And as you would expect, L.E.A.D. also uses baseball as a teaching tool, including teams that are coached by dedicated teachers in Atlanta Public Schools. “Failure is an inherent part of baseball,” Stewart says “It can ultimately lead you to success in the game. Today’s young men live in a paradigm where failure means generational detriment. Through baseball, we can tangibly demonstrate to them the role that failure plays in development, using our games as the testing ground for the core values that we’re teaching them.”
The workings of L.E.A.D. have captured the attention of the Atlanta sports and business community. For example, the Atlanta Braves have been a faithful supporter of L.E.A.D. since 2009. In addition to financial support, each year, L.E.A.D. hosts a top shelf baseball clinic experience at Turner Field for more than 300 students from Atlanta Public Schools. This exposure allows it to place its Ambassadors on a first class platform as they welcome their peers to the stadium. In fact, the Ambassadors run the clinic.

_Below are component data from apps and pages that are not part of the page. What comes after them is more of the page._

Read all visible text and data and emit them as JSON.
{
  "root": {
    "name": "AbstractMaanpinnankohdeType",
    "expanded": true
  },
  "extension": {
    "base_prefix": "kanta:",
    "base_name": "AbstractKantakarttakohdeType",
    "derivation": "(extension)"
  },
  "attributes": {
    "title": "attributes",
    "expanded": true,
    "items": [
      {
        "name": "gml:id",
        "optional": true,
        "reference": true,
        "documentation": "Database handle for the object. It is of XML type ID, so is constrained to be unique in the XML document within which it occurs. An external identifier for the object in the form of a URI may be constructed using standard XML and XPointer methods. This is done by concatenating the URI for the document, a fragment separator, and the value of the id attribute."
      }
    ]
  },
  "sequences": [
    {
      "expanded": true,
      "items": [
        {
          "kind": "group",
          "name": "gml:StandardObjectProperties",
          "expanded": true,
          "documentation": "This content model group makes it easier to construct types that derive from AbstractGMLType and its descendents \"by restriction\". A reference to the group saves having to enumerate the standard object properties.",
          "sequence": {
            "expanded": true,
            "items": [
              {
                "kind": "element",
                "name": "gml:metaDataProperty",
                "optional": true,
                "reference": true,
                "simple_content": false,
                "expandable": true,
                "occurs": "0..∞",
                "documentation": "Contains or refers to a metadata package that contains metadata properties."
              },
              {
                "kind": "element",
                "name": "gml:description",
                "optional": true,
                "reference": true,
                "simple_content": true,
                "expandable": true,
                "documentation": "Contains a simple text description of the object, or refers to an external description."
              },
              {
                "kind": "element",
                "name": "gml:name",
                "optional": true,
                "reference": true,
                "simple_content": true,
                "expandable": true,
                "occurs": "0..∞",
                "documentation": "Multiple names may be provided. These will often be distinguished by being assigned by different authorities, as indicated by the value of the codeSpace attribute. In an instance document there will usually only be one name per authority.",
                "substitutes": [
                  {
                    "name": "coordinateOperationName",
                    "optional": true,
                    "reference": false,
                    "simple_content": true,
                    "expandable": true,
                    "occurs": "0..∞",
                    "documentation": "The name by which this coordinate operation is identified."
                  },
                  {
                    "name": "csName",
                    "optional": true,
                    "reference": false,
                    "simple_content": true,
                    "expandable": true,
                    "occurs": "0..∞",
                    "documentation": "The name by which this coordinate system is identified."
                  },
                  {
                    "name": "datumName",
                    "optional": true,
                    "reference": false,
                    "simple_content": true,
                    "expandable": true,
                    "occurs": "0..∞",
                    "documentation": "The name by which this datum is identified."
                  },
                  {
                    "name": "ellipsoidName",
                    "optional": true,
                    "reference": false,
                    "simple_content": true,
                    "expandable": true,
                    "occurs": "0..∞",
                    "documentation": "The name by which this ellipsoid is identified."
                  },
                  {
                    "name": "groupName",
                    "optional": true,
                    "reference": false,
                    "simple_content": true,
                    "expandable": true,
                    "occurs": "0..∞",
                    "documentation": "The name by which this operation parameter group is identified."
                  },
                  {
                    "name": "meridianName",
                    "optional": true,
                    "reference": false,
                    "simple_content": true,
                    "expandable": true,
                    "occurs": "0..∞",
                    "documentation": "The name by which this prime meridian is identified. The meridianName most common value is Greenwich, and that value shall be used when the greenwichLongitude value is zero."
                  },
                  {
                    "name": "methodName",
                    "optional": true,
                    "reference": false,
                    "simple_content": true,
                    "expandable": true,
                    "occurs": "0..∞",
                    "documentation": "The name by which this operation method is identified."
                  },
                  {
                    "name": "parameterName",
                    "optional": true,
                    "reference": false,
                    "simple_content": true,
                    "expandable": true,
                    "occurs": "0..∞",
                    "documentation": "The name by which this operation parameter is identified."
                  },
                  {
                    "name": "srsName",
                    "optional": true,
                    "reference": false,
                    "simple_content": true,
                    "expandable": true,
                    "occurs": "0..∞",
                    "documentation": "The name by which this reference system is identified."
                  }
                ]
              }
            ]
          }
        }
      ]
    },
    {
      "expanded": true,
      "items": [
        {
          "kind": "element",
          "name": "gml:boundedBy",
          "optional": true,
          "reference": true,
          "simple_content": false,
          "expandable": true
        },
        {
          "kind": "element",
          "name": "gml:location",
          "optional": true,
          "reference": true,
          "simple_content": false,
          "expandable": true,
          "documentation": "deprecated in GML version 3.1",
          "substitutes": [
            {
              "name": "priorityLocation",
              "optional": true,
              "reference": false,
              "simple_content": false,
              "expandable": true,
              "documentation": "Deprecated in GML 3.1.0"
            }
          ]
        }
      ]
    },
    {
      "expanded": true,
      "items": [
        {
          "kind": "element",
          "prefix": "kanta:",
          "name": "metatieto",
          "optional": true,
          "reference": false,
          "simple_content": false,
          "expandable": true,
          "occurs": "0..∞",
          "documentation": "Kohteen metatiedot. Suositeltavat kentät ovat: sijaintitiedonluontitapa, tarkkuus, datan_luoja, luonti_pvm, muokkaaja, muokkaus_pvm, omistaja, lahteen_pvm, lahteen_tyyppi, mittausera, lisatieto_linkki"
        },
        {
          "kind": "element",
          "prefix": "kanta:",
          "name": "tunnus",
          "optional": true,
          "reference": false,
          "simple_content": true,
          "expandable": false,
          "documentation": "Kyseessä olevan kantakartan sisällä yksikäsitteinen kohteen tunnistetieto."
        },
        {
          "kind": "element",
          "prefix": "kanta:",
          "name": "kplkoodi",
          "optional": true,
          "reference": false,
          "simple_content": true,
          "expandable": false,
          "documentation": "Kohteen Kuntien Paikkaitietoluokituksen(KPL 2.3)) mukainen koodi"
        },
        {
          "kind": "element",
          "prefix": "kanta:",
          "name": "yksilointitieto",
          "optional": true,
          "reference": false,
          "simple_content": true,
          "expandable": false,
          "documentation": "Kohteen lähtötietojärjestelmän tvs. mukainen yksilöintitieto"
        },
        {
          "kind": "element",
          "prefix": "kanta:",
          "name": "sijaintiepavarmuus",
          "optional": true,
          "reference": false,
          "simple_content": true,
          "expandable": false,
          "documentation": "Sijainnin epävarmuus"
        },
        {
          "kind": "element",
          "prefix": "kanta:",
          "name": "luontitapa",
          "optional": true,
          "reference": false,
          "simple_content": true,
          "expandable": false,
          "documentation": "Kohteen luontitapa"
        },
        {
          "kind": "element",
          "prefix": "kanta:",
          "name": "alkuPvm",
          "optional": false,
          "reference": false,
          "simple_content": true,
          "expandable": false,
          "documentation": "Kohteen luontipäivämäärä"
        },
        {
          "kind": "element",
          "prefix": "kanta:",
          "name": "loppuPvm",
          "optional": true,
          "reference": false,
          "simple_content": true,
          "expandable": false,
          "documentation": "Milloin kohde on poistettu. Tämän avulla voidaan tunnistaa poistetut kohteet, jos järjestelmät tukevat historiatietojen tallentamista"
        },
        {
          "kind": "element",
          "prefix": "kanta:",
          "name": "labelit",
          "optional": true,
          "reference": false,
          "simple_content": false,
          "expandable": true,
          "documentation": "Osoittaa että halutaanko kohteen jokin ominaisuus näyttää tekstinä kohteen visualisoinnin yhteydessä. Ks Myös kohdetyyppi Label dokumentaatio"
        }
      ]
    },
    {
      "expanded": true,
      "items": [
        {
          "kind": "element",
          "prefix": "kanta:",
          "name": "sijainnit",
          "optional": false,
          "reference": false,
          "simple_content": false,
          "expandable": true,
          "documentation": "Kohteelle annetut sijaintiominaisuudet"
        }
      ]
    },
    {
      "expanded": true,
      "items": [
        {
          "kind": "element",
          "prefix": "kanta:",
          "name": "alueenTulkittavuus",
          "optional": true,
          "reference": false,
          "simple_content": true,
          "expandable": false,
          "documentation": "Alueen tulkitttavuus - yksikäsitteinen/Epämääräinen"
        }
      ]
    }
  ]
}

“Through baseball, we can tangibly demonstrate to them the role that failure plays in development, using our games as the testing ground for the core values that we’re teaching them.”
“Strategic partnerships are vital to successful outcomes,” the Stewarts say. “As such, we don’t just partner with anybody. On the programmatic side, we are proud to partner with Atlanta Public Schools, Odyssey Atlanta and Growing Leaders. From a development, enrichment and mentoring perspective, we partner with Georgia’s Own Credit Union, Elizabeth Baptist Church, the Braves, Regency Centers, The Delta Upsilon Boule’ and Belk. Each of them is a multi-year investor through their gifts of time, talent and treasure.”
In the treasured time that L.E.A.D. has been giving back to the young, Black men in the Atlanta community, there is one story the Stewarts love to tell regarding the work it does.
Joseph McCrary entered the L.E.A.D. organization as a junior at Redan High School in DeKalb County; he is an inaugural member of the Ambassador Program. That summer, the L.E.A.D. Ambassadors were invited to the corporate headquarters of longtime partner, Mizuno, for Career Day.
Among the many departments that the Ambassadors were exposed to was accounting, an area where McCrary showed a lot of aptitude and passion. After graduating high school with honors and enrolling at Savannah State University on academic and athletic (baseball) scholarships, he went on to graduate Magna Cum Laude, as well captain the baseball team that won the NCAA Mid-Eastern Athletic Conference Championship.
Upon graduation from Savannah State, McCrary accepted a job with Mizuno. Today, he works for The Home Depot and remains a committed supporter of L.E.A.D. He’s graduated from being a program participant to a gainfully employed donor.
“It’s not just a home run story; it’s a grand slam story,” CJ says. “Because Joseph has scored, we all score. It stands as to why we do what we do. It’s significant people giving of their time, talent and treasure to empower others to become significant. It’s what L.E.A.D. is all about.”
L.E.A.D. is a 501 (c)3 nonprofit organization operating in Atlanta, Georgia. L.E.A.D.’s mission is to empower an at-risk generation to lead and transform their City. Through their year-round Pathway2Empowerment Programming, they are inspiring and equipping Black males to earn positions of leadership in business, education and government.